Page and application data records:
== Segment start ==

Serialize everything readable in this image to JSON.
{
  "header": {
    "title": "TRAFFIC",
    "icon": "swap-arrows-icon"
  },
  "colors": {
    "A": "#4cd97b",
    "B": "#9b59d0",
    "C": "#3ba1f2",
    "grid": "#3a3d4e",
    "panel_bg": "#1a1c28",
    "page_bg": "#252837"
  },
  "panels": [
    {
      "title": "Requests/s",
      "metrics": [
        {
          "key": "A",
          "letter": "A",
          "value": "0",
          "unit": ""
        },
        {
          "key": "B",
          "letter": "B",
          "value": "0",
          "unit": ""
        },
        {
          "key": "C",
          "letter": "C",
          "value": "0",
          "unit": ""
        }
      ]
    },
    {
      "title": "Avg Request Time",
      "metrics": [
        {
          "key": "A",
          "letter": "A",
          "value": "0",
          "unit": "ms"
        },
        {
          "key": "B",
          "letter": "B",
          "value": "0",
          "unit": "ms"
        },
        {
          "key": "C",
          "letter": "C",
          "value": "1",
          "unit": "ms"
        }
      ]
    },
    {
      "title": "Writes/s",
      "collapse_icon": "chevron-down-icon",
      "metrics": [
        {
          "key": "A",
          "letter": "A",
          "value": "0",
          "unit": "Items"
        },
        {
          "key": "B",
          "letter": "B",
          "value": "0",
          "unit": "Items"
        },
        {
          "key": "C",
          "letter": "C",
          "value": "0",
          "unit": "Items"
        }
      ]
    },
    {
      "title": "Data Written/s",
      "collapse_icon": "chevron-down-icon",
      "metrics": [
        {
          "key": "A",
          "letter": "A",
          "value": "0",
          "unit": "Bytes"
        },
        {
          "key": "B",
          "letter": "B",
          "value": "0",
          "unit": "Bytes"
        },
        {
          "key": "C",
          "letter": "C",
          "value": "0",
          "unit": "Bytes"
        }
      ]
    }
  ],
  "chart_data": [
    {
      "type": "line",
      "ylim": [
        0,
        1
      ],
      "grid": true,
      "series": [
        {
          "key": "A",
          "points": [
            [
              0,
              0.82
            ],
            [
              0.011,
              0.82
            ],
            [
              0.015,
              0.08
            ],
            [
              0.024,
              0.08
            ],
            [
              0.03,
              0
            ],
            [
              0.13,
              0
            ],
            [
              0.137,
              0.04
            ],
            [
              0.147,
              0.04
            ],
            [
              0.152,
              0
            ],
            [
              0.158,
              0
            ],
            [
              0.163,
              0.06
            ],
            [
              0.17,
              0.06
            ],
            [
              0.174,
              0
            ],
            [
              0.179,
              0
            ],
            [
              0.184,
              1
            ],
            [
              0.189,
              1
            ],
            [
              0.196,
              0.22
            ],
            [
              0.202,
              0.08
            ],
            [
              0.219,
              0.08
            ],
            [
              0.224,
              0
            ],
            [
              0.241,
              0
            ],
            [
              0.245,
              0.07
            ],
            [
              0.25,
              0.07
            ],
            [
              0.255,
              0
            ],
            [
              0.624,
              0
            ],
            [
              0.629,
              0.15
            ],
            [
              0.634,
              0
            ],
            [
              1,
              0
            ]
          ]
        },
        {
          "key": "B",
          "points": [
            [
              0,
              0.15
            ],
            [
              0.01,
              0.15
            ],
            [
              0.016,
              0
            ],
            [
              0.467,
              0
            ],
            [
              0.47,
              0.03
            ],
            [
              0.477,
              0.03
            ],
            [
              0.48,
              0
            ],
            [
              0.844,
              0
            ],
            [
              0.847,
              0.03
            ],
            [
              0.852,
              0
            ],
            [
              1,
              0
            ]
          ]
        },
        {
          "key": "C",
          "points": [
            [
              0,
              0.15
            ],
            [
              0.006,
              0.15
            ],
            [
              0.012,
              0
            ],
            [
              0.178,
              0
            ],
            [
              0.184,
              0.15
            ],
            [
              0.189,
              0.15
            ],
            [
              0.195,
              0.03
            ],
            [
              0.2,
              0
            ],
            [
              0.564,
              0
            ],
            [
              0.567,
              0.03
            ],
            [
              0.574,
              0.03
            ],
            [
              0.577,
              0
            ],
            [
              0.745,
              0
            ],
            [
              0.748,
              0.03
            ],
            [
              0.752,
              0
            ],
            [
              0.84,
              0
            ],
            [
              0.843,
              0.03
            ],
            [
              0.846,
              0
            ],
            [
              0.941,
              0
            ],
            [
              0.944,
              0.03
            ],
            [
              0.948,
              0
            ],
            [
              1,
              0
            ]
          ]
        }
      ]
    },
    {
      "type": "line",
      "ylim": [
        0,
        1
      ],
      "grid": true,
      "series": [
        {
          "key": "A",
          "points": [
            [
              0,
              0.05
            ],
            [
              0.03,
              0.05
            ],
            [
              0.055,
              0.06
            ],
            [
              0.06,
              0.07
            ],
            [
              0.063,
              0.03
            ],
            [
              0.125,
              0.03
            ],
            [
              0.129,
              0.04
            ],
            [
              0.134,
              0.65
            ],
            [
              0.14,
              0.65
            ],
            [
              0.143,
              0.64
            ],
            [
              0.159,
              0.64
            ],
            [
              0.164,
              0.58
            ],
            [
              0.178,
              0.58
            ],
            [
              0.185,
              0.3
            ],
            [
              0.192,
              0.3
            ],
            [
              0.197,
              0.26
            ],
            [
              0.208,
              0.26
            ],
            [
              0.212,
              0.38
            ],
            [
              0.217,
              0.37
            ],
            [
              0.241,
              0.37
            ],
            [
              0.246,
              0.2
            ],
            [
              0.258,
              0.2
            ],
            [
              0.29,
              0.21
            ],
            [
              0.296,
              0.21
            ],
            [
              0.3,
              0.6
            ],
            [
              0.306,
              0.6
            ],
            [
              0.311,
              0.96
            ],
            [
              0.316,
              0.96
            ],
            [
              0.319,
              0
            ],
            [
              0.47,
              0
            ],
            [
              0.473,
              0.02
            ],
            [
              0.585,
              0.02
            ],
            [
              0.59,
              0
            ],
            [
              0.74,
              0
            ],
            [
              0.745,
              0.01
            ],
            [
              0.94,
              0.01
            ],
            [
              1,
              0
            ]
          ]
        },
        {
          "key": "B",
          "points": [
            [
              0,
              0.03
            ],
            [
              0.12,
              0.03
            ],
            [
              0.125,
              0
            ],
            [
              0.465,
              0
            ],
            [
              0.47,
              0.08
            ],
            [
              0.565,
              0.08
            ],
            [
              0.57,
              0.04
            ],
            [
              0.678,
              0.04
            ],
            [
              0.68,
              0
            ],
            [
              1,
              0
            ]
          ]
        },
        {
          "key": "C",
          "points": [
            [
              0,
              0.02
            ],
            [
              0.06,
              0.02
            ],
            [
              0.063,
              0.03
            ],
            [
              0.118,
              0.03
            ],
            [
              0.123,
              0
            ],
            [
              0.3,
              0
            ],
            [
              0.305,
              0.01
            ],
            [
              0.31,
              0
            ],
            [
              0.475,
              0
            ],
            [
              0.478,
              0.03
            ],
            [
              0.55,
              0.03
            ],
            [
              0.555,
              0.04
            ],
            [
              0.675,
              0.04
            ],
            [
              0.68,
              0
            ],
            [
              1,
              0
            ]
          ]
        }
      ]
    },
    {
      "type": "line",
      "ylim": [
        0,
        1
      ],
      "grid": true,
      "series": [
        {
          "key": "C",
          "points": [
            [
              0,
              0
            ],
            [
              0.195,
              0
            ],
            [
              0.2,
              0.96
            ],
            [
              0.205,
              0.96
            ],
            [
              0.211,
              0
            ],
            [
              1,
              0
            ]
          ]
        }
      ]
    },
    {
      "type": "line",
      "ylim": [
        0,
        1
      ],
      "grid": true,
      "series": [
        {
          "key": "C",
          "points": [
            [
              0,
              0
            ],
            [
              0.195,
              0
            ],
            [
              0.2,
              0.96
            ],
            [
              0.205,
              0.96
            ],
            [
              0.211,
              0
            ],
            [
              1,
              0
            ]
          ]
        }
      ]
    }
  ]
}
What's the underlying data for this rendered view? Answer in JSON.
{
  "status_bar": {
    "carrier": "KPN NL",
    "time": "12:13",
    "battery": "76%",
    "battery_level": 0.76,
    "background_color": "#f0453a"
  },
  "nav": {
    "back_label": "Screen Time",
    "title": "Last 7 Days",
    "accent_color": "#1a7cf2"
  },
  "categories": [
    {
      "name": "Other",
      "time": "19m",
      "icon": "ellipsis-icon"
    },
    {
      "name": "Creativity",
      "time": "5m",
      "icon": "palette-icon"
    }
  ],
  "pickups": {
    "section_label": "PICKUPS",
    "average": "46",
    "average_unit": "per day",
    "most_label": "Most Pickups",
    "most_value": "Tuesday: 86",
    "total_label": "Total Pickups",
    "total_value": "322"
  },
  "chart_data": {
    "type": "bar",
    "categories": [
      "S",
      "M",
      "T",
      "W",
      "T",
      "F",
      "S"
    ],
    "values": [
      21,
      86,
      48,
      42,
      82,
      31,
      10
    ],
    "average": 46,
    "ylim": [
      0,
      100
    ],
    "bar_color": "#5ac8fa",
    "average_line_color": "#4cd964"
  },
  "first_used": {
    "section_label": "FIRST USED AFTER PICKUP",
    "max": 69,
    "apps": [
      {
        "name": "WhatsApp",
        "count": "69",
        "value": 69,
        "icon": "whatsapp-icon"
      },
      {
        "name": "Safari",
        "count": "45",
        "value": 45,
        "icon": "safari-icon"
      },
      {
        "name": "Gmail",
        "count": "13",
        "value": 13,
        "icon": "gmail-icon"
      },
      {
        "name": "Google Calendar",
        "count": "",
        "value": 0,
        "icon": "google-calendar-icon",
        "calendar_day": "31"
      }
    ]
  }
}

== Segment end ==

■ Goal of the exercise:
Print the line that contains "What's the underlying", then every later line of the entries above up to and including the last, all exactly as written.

■ Task answer:
What's the underlying data for this rendered view? Answer in JSON.
{
  "status_bar": {
    "carrier": "KPN NL",
    "time": "12:13",
    "battery": "76%",
    "battery_level": 0.76,
    "background_color": "#f0453a"
  },
  "nav": {
    "back_label": "Screen Time",
    "title": "Last 7 Days",
    "accent_color": "#1a7cf2"
  },
  "categories": [
    {
      "name": "Other",
      "time": "19m",
      "icon": "ellipsis-icon"
    },
    {
      "name": "Creativity",
      "time": "5m",
      "icon": "palette-icon"
    }
  ],
  "pickups": {
    "section_label": "PICKUPS",
    "average": "46",
    "average_unit": "per day",
    "most_label": "Most Pickups",
    "most_value": "Tuesday: 86",
    "total_label": "Total Pickups",
    "total_value": "322"
  },
  "chart_data": {
    "type": "bar",
    "categories": [
      "S",
      "M",
      "T",
      "W",
      "T",
      "F",
      "S"
    ],
    "values": [
      21,
      86,
      48,
      42,
      82,
      31,
      10
    ],
    "average": 46,
    "ylim": [
      0,
      100
    ],
    "bar_color": "#5ac8fa",
    "average_line_color": "#4cd964"
  },
  "first_used": {
    "section_label": "FIRST USED AFTER PICKUP",
    "max": 69,
    "apps": [
      {
        "name": "WhatsApp",
        "count": "69",
        "value": 69,
        "icon": "whatsapp-icon"
      },
      {
        "name": "Safari",
        "count": "45",
        "value": 45,
        "icon": "safari-icon"
      },
      {
        "name": "Gmail",
        "count": "13",
        "value": 13,
        "icon": "gmail-icon"
      },
      {
        "name": "Google Calendar",
        "count": "",
        "value": 0,
        "icon": "google-calendar-icon",
        "calendar_day": "31"
      }
    ]
  }
}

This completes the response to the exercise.